* [Work task]: Report each line from the listing that the string "role" appears in.

_ _ _

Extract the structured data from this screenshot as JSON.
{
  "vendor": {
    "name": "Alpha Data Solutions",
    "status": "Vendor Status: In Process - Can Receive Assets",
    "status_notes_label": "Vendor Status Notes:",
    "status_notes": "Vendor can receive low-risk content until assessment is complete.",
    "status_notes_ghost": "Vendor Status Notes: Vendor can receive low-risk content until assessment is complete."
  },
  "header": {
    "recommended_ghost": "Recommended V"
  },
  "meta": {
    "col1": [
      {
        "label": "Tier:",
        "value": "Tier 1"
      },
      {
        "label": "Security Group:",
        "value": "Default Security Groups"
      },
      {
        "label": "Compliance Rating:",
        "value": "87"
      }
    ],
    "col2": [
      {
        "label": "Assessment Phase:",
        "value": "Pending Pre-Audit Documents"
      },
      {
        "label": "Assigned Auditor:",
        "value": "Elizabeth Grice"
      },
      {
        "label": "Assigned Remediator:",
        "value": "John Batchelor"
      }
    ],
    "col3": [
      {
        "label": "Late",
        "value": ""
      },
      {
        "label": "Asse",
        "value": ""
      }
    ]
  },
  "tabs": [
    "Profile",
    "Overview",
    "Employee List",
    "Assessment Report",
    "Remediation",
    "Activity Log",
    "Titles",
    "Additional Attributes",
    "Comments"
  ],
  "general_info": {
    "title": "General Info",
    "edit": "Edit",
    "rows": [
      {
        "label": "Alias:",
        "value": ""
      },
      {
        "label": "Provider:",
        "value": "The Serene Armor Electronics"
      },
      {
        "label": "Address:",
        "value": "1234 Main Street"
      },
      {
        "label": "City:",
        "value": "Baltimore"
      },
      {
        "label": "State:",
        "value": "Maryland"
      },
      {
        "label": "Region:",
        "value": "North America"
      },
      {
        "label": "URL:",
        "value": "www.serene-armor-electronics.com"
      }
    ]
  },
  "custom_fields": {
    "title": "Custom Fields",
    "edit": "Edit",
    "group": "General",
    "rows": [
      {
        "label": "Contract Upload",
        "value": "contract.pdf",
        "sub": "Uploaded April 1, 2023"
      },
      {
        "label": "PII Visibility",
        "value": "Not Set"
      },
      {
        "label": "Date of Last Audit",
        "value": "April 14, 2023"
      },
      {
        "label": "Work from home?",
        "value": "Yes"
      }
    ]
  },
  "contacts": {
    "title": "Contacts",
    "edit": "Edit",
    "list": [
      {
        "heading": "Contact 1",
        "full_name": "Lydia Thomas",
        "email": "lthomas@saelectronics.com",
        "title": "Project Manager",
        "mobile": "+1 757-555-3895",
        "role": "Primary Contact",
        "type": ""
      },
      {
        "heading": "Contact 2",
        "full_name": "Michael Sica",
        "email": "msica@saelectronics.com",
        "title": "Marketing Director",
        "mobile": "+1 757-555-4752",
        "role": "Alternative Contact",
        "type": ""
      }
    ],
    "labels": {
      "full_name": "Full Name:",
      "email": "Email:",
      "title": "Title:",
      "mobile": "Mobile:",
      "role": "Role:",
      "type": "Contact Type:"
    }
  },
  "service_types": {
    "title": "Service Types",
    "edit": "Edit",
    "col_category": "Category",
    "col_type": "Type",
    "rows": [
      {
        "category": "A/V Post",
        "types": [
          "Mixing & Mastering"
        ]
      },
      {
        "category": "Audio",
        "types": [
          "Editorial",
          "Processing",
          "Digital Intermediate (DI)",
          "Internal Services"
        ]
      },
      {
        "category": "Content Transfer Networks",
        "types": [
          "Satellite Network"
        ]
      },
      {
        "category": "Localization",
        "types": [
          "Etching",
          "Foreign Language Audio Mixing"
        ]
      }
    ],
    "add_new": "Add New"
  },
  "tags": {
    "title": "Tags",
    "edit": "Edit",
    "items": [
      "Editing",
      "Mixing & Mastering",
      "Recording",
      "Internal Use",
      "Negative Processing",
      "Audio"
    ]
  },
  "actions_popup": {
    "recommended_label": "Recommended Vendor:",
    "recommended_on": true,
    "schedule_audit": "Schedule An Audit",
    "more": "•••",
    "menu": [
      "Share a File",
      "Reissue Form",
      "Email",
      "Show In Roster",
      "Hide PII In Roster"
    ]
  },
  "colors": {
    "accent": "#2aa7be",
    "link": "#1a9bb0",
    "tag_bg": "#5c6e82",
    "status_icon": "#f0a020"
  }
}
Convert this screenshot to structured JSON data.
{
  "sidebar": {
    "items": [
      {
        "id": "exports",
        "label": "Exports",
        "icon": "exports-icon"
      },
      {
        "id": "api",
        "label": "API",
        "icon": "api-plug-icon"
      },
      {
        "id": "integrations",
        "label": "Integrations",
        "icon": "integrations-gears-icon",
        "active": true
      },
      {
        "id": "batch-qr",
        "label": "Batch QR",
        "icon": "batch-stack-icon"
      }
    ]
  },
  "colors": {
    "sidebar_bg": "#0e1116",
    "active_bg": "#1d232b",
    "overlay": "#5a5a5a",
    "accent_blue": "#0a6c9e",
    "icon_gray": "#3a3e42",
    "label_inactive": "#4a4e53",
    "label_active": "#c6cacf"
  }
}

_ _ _

* [Answer to this task]:
        "role": "Primary Contact",
        "role": "Alternative Contact",
      "role": "Role:",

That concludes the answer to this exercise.